Low-code isn't the future of code. It certainly has a place in the future and will be leveraged to make many applications. It will not replace other ways of creating software because low-code breaks down when the solution's complexity increases. We saw the same thing with Visual Basic in the '90s. VB was valuable, and a lot of software was written in VB. In the end, it was complexity required by some applications that caused VB to break down and no longer be a good solution. Low code will be the same.
At first glance, low code software is a perfect solution for app development, but there are multiple drawbacks as well.
Business logic complication
Low code tools like Mendix are an excellent option for the automation of simple processes or prototyping. However, once the prototyping stage is passed, the business logic becomes more complex eventually. To develop a project any further, you'll need an expert team. Today's low code platforms are not perfect yet, so it's not good to rely on them in the long run. Otherwise, you risk jeopardizing your business.
In a low code development tool, the number of functions that you can implement is limited. It is a quick way to build applications, but you do not have many options if you want to try out something different.
For sure, drag & drop functionality features can be useful under certain circumstances. But when you need a unique feature that's not available, you will need some custom code. Sometimes integrating this custom code can also cost a lot more than a completely customized solution built from scratch.
No technical background myth
Despite the name, you still need a robust technical background to use low-code tools. Furthermore, you first need to examine basic low-code development requirements and technologies, which by itself take time to learn and adapt to.
Low-code solutions indeed have in-build security protocols, but they still can't provide the same security level as standalone development technologies. With an application based on low-code, you have neither full control over data security or access to source code. Hence, you can’t define all the possible vulnerabilities out there.
Now that we know the major pros and cons of low-code methodology, we can understand that it is not meant to replace traditional development or professional software providers.
Instead, it’s essential for companies to utilize low-code practices to strengthen a traditional approach and fill its gaps. When combined, low-code and traditional techniques can ensure faster and more productive application development.
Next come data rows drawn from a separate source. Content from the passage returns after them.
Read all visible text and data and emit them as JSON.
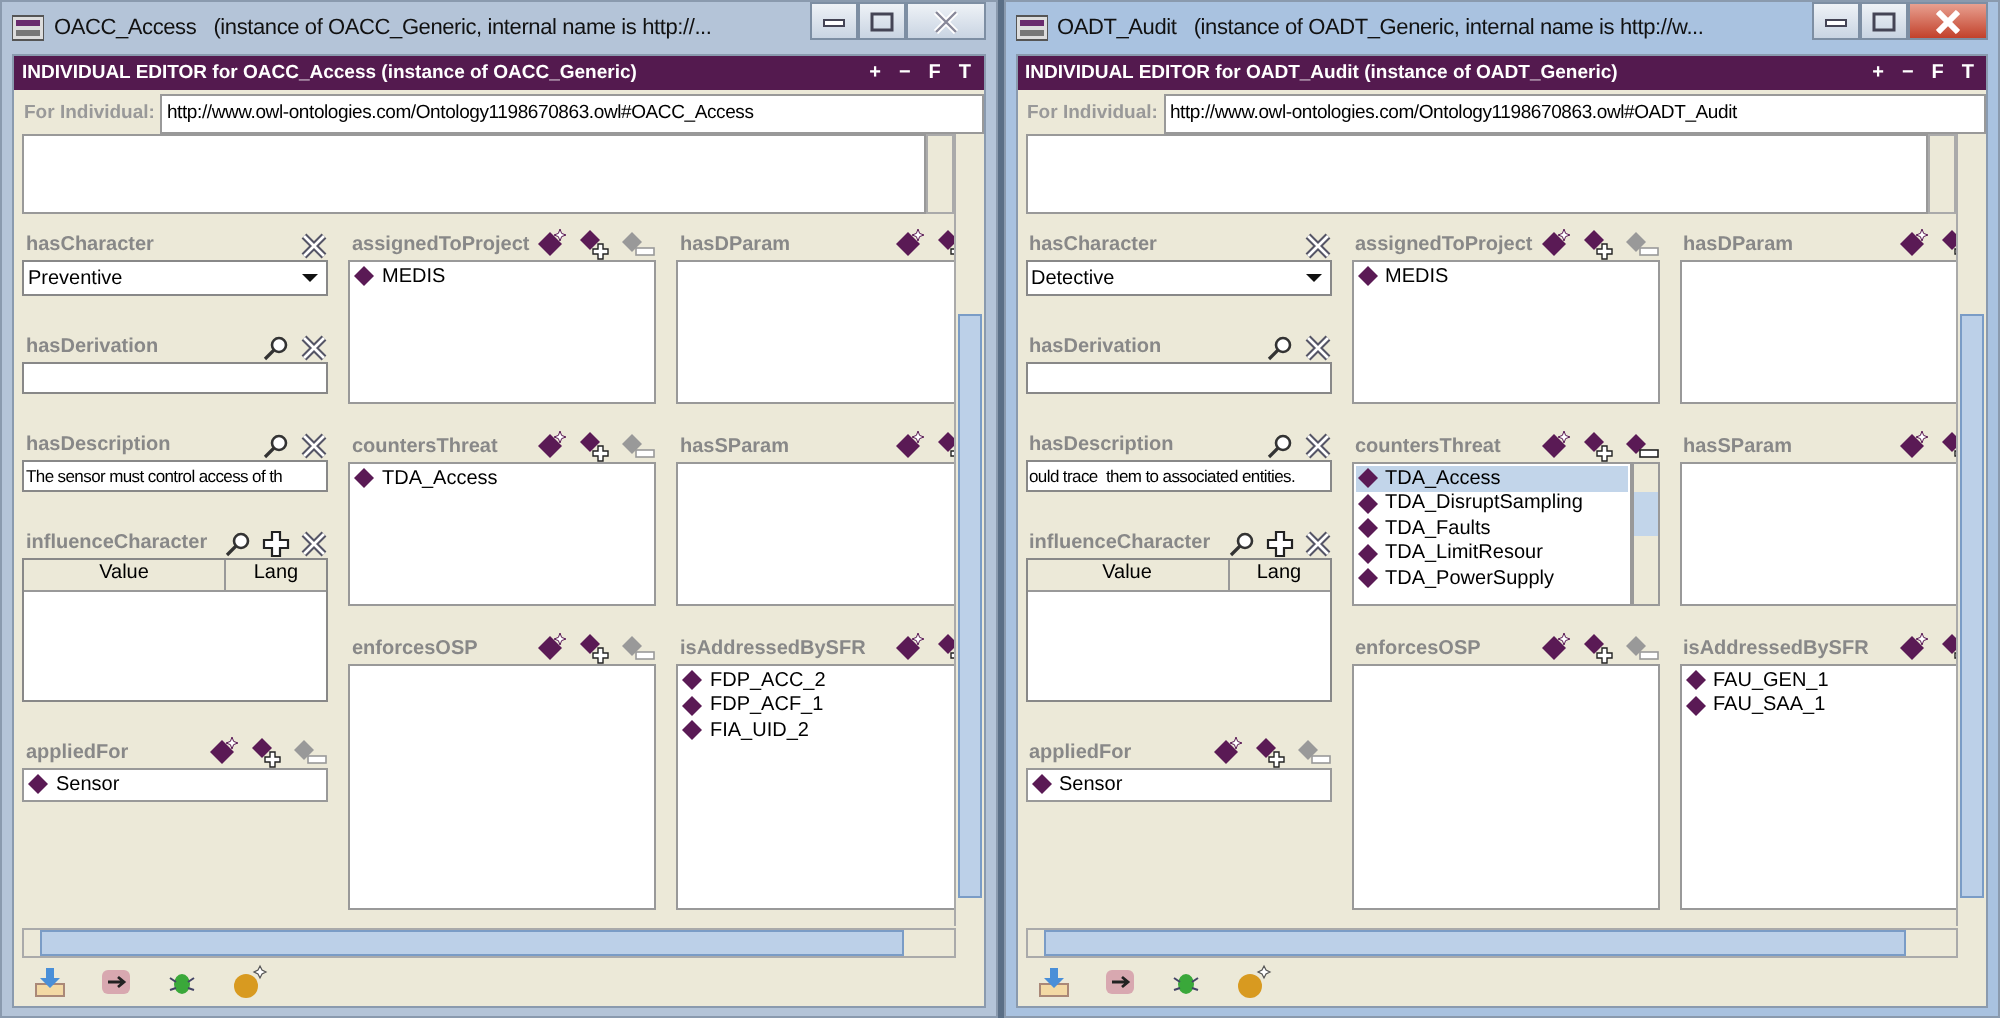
{
  "windows": [
    {
      "title": "OACC_Access   (instance of OACC_Generic, internal name is http://...",
      "active": false,
      "editor_title": "INDIVIDUAL EDITOR for OACC_Access   (instance of OACC_Generic)",
      "header_buttons": [
        "+",
        "−",
        "F",
        "T"
      ],
      "for_individual": {
        "label": "For Individual:",
        "value": "http://www.owl-ontologies.com/Ontology1198670863.owl#OACC_Access"
      },
      "left": [
        {
          "kind": "select",
          "label": "hasCharacter",
          "value": "Preventive"
        },
        {
          "kind": "field",
          "label": "hasDerivation"
        },
        {
          "kind": "field",
          "label": "hasDescription",
          "value": "The sensor must control access of th"
        },
        {
          "kind": "table",
          "label": "influenceCharacter",
          "columns": [
            "Value",
            "Lang"
          ]
        },
        {
          "kind": "list",
          "label": "appliedFor",
          "remove_enabled": false,
          "items": [
            {
              "text": "Sensor",
              "selected": false
            }
          ]
        }
      ],
      "middle": [
        {
          "label": "assignedToProject",
          "remove_enabled": false,
          "items": [
            {
              "text": "MEDIS",
              "selected": false
            }
          ]
        },
        {
          "label": "countersThreat",
          "remove_enabled": false,
          "items": [
            {
              "text": "TDA_Access",
              "selected": false
            }
          ]
        },
        {
          "label": "enforcesOSP",
          "remove_enabled": false
        }
      ],
      "right": [
        {
          "label": "hasDParam"
        },
        {
          "label": "hasSParam"
        },
        {
          "label": "isAddressedBySFR",
          "items": [
            {
              "text": "FDP_ACC_2",
              "selected": false
            },
            {
              "text": "FDP_ACF_1",
              "selected": false
            },
            {
              "text": "FIA_UID_2",
              "selected": false
            }
          ]
        }
      ]
    },
    {
      "title": "OADT_Audit   (instance of OADT_Generic, internal name is http://w...",
      "active": true,
      "editor_title": "INDIVIDUAL EDITOR for OADT_Audit   (instance of OADT_Generic)",
      "header_buttons": [
        "+",
        "−",
        "F",
        "T"
      ],
      "for_individual": {
        "label": "For Individual:",
        "value": "http://www.owl-ontologies.com/Ontology1198670863.owl#OADT_Audit"
      },
      "left": [
        {
          "kind": "select",
          "label": "hasCharacter",
          "value": "Detective"
        },
        {
          "kind": "field",
          "label": "hasDerivation"
        },
        {
          "kind": "field",
          "label": "hasDescription",
          "value": "ould trace  them to associated entities."
        },
        {
          "kind": "table",
          "label": "influenceCharacter",
          "columns": [
            "Value",
            "Lang"
          ]
        },
        {
          "kind": "list",
          "label": "appliedFor",
          "remove_enabled": false,
          "items": [
            {
              "text": "Sensor",
              "selected": false
            }
          ]
        }
      ],
      "middle": [
        {
          "label": "assignedToProject",
          "remove_enabled": false,
          "items": [
            {
              "text": "MEDIS",
              "selected": false
            }
          ]
        },
        {
          "label": "countersThreat",
          "remove_enabled": true,
          "scrollable": true,
          "items": [
            {
              "text": "TDA_Access",
              "selected": true
            },
            {
              "text": "TDA_DisruptSampling",
              "selected": false
            },
            {
              "text": "TDA_Faults",
              "selected": false
            },
            {
              "text": "TDA_LimitResour",
              "selected": false
            },
            {
              "text": "TDA_PowerSupply",
              "selected": false
            }
          ]
        },
        {
          "label": "enforcesOSP",
          "remove_enabled": false
        }
      ],
      "right": [
        {
          "label": "hasDParam"
        },
        {
          "label": "hasSParam"
        },
        {
          "label": "isAddressedBySFR",
          "items": [
            {
              "text": "FAU_GEN_1",
              "selected": false
            },
            {
              "text": "FAU_SAA_1",
              "selected": false
            }
          ]
        }
      ]
    }
  ]
}
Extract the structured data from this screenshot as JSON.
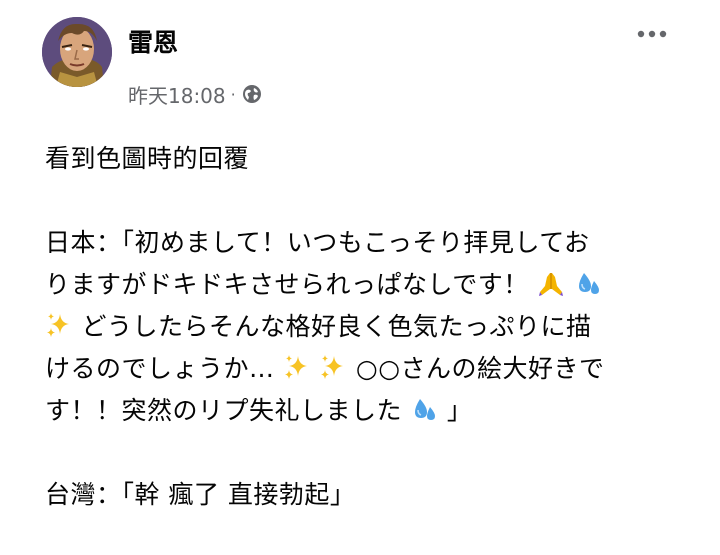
{
  "author": {
    "name": "雷恩"
  },
  "meta": {
    "time": "昨天18:08",
    "separator": "·",
    "privacy_icon": "globe-icon"
  },
  "more_icon": "more-horizontal-icon",
  "post": {
    "title_line": "看到色圖時的回覆",
    "jp_lines": {
      "l1": "日本：「初めまして！いつもこっそり拝見してお",
      "l2": "りますがドキドキさせられっぱなしです！",
      "l3": "どうしたらそんな格好良く色気たっぷりに描",
      "l4a": "けるのでしょうか…",
      "l4b": "○○さんの絵大好きで",
      "l5a": "す！！突然のリプ失礼しました",
      "l5b": "」"
    },
    "tw_line": "台灣：「幹 瘋了 直接勃起」",
    "emoji": {
      "pray": "folded-hands-emoji",
      "sweat": "sweat-droplets-emoji",
      "sparkles": "sparkles-emoji"
    }
  },
  "colors": {
    "text": "#050505",
    "secondary": "#65676b",
    "sparkle": "#f7c325",
    "droplet": "#4fa3e8",
    "hands": "#f4b400"
  }
}
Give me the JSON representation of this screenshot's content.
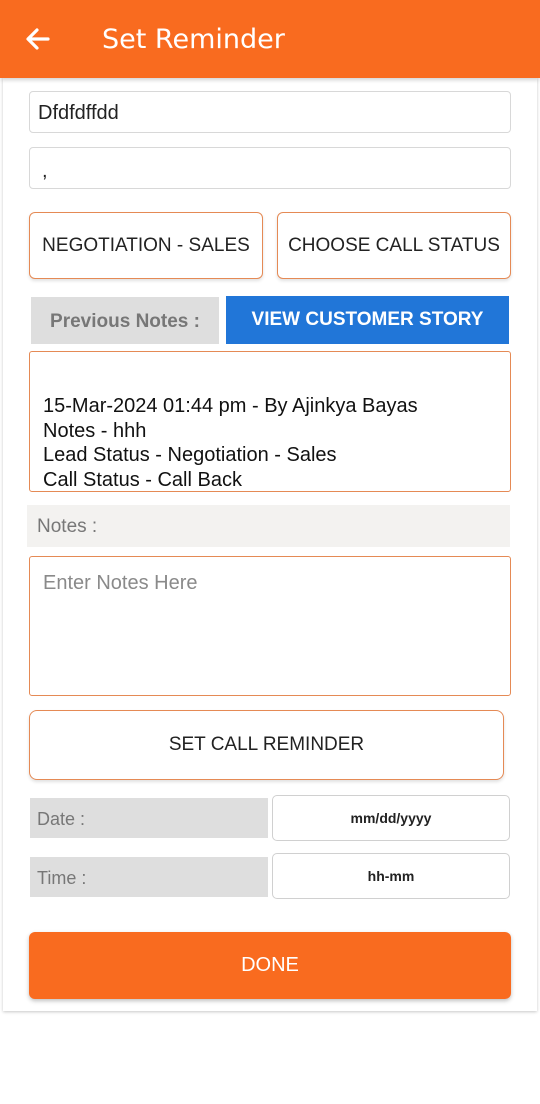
{
  "appbar": {
    "title": "Set Reminder",
    "back_icon": "arrow-left-icon",
    "color": "#f96b1f"
  },
  "form": {
    "name_value": "Dfdfdffdd",
    "second_value": ",",
    "lead_status_button": "NEGOTIATION - SALES",
    "call_status_button": "CHOOSE CALL STATUS"
  },
  "previous_notes": {
    "label": "Previous Notes :",
    "view_story_button": "VIEW CUSTOMER STORY",
    "content": "15-Mar-2024 01:44 pm - By Ajinkya Bayas\nNotes - hhh\nLead Status - Negotiation - Sales\nCall Status - Call Back"
  },
  "notes": {
    "label": "Notes :",
    "placeholder": "Enter Notes Here"
  },
  "reminder": {
    "button": "SET CALL REMINDER",
    "date_label": "Date :",
    "date_value": "mm/dd/yyyy",
    "time_label": "Time :",
    "time_value": "hh-mm"
  },
  "done_button": "DONE",
  "colors": {
    "accent": "#f96b1f",
    "blue": "#2176d8",
    "outline": "#e58a55"
  }
}
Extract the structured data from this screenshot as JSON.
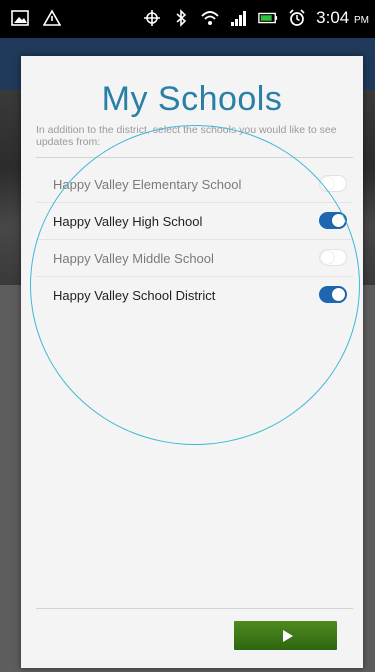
{
  "status_bar": {
    "icons_left": [
      "gallery-icon",
      "warning-icon"
    ],
    "icons_right": [
      "gps-icon",
      "bluetooth-icon",
      "wifi-icon",
      "signal-icon",
      "battery-icon",
      "alarm-icon"
    ],
    "time": "3:04",
    "ampm": "PM"
  },
  "modal": {
    "title": "My Schools",
    "subtitle": "In addition to the district, select the schools you would like to see updates from:",
    "schools": [
      {
        "name": "Happy Valley Elementary School",
        "enabled": false
      },
      {
        "name": "Happy Valley High School",
        "enabled": true
      },
      {
        "name": "Happy Valley Middle School",
        "enabled": false
      },
      {
        "name": "Happy Valley School District",
        "enabled": true
      }
    ],
    "next_button_icon": "play-icon"
  },
  "colors": {
    "title": "#2a7fa6",
    "toggle_on": "#1e66b0",
    "highlight_circle": "#3fb8d4",
    "next_button": "#3f7a18"
  }
}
With this in mind, low code significantly enhances speed-to-market and improves the overall business efficiency when used in tandem with traditional methods. All in all, there is no silver bullet that can turbo-boost your business, so it’s vital to consider multiple options and get professional advice. We at Brocoders are always eager to share our best expertise with you. Please, feel free to drop us a line any time you see fit.